2. Identify and smother the hot shooter
Kyle Lowry had the hot hand Wednesday, pouring in 30 points on 10-of-15 shooting, including 7-of-9 shooting from 3-point range. Yet the rest of the team let him down in the fourth quarter, going 0-for-15 in the final frame. Overall, non-Lowry Raptors shot just 31.1 percent from the floor and 24.2 percent from long range for the game.
This continues a trend of the past few games for the Raptors, where one of their supporting players steps up while the rest struggle to put the ball through the hoop. In Game 7 against the Philadelphia 76ers, Serge Ibaka shot 6-for-10 and 3-for-5 from deep; the rest of the team shot 35.4 percent from the floor and 16 percent from deep. In Game 6, it was Pascal Siakam making it to 50 percent from the field.
The one blemish on Milwaukee’s defense Wednesday night was not bottling up Kyle Lowry after it was obvious he was cooking, and despite his teammates’ ice-cold shooting, the point guard almost won the game for Toronto anyway. Adjusting to the rhythm of that particular game will be important given the “your turn, my turn” shooting the Raptors are employing.

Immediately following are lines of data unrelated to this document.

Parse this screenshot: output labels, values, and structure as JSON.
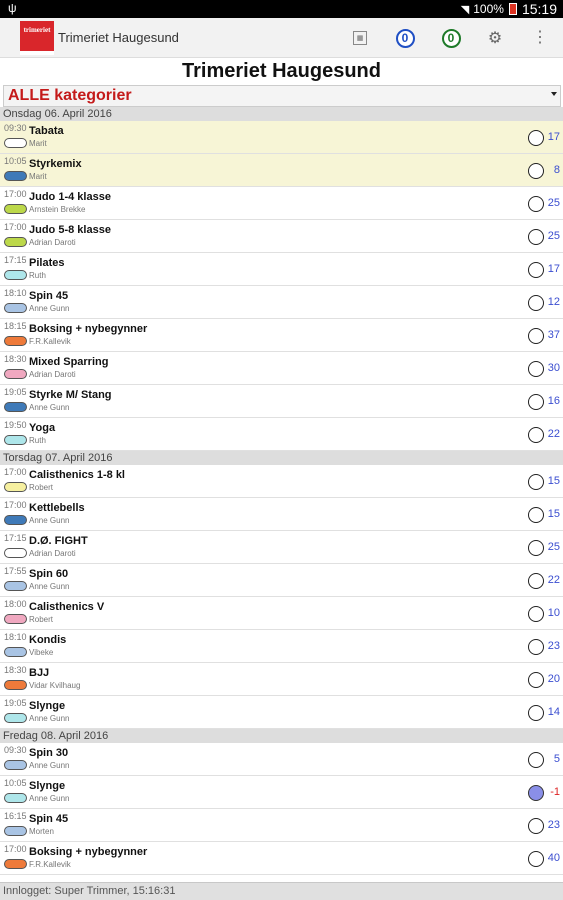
{
  "statusbar": {
    "battery": "100%",
    "time": "15:19",
    "icons": [
      "usb-icon",
      "wifi-icon",
      "battery-icon"
    ]
  },
  "actionbar": {
    "logo_text": "trimeriet",
    "title": "Trimeriet Haugesund",
    "badge_blue": "0",
    "badge_green": "0",
    "icons": [
      "calendar-icon",
      "gear-icon",
      "overflow-menu-icon"
    ]
  },
  "page_title": "Trimeriet Haugesund",
  "category": {
    "selected": "ALLE kategorier"
  },
  "days": [
    {
      "label": "Onsdag 06. April 2016",
      "classes": [
        {
          "time": "09:30",
          "name": "Tabata",
          "instructor": "Marit",
          "color": "#ffffff",
          "count": "17",
          "highlight": true
        },
        {
          "time": "10:05",
          "name": "Styrkemix",
          "instructor": "Marit",
          "color": "#3f7ab8",
          "count": "8",
          "highlight": true
        },
        {
          "time": "17:00",
          "name": "Judo 1-4 klasse",
          "instructor": "Arnstein Brekke",
          "color": "#bcd84a",
          "count": "25"
        },
        {
          "time": "17:00",
          "name": "Judo 5-8 klasse",
          "instructor": "Adrian Daroti",
          "color": "#bcd84a",
          "count": "25"
        },
        {
          "time": "17:15",
          "name": "Pilates",
          "instructor": "Ruth",
          "color": "#aee6ea",
          "count": "17"
        },
        {
          "time": "18:10",
          "name": "Spin 45",
          "instructor": "Anne Gunn",
          "color": "#a9c4e4",
          "count": "12"
        },
        {
          "time": "18:15",
          "name": "Boksing + nybegynner",
          "instructor": "F.R.Kallevik",
          "color": "#ee7a3a",
          "count": "37"
        },
        {
          "time": "18:30",
          "name": "Mixed Sparring",
          "instructor": "Adrian Daroti",
          "color": "#f0a8c0",
          "count": "30"
        },
        {
          "time": "19:05",
          "name": "Styrke M/ Stang",
          "instructor": "Anne Gunn",
          "color": "#3f7ab8",
          "count": "16"
        },
        {
          "time": "19:50",
          "name": "Yoga",
          "instructor": "Ruth",
          "color": "#aee6ea",
          "count": "22"
        }
      ]
    },
    {
      "label": "Torsdag 07. April 2016",
      "classes": [
        {
          "time": "17:00",
          "name": "Calisthenics 1-8 kl",
          "instructor": "Robert",
          "color": "#f6f0a0",
          "count": "15"
        },
        {
          "time": "17:00",
          "name": "Kettlebells",
          "instructor": "Anne Gunn",
          "color": "#3f7ab8",
          "count": "15"
        },
        {
          "time": "17:15",
          "name": "D.Ø. FIGHT",
          "instructor": "Adrian Daroti",
          "color": "#ffffff",
          "count": "25"
        },
        {
          "time": "17:55",
          "name": "Spin 60",
          "instructor": "Anne Gunn",
          "color": "#a9c4e4",
          "count": "22"
        },
        {
          "time": "18:00",
          "name": "Calisthenics V",
          "instructor": "Robert",
          "color": "#f0a8c0",
          "count": "10"
        },
        {
          "time": "18:10",
          "name": "Kondis",
          "instructor": "Vibeke",
          "color": "#a9c4e4",
          "count": "23"
        },
        {
          "time": "18:30",
          "name": "BJJ",
          "instructor": "Vidar Kvilhaug",
          "color": "#ee7a3a",
          "count": "20"
        },
        {
          "time": "19:05",
          "name": "Slynge",
          "instructor": "Anne Gunn",
          "color": "#aee6ea",
          "count": "14"
        }
      ]
    },
    {
      "label": "Fredag 08. April 2016",
      "classes": [
        {
          "time": "09:30",
          "name": "Spin 30",
          "instructor": "Anne Gunn",
          "color": "#a9c4e4",
          "count": "5"
        },
        {
          "time": "10:05",
          "name": "Slynge",
          "instructor": "Anne Gunn",
          "color": "#aee6ea",
          "count": "-1",
          "filled": true
        },
        {
          "time": "16:15",
          "name": "Spin 45",
          "instructor": "Morten",
          "color": "#a9c4e4",
          "count": "23"
        },
        {
          "time": "17:00",
          "name": "Boksing + nybegynner",
          "instructor": "F.R.Kallevik",
          "color": "#ee7a3a",
          "count": "40"
        }
      ]
    }
  ],
  "footer": {
    "text": "Innlogget: Super Trimmer, 15:16:31"
  }
}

Milwaukee has the versatile defenders to make such an adjustment, and Giannis Antetokounmpo can provide help defense off of whichever frontcourt player doesn’t have it that night. This sort of approach will put all of the pressure on Toronto to have someone step up and make a shot when the teams’ best options are smothered.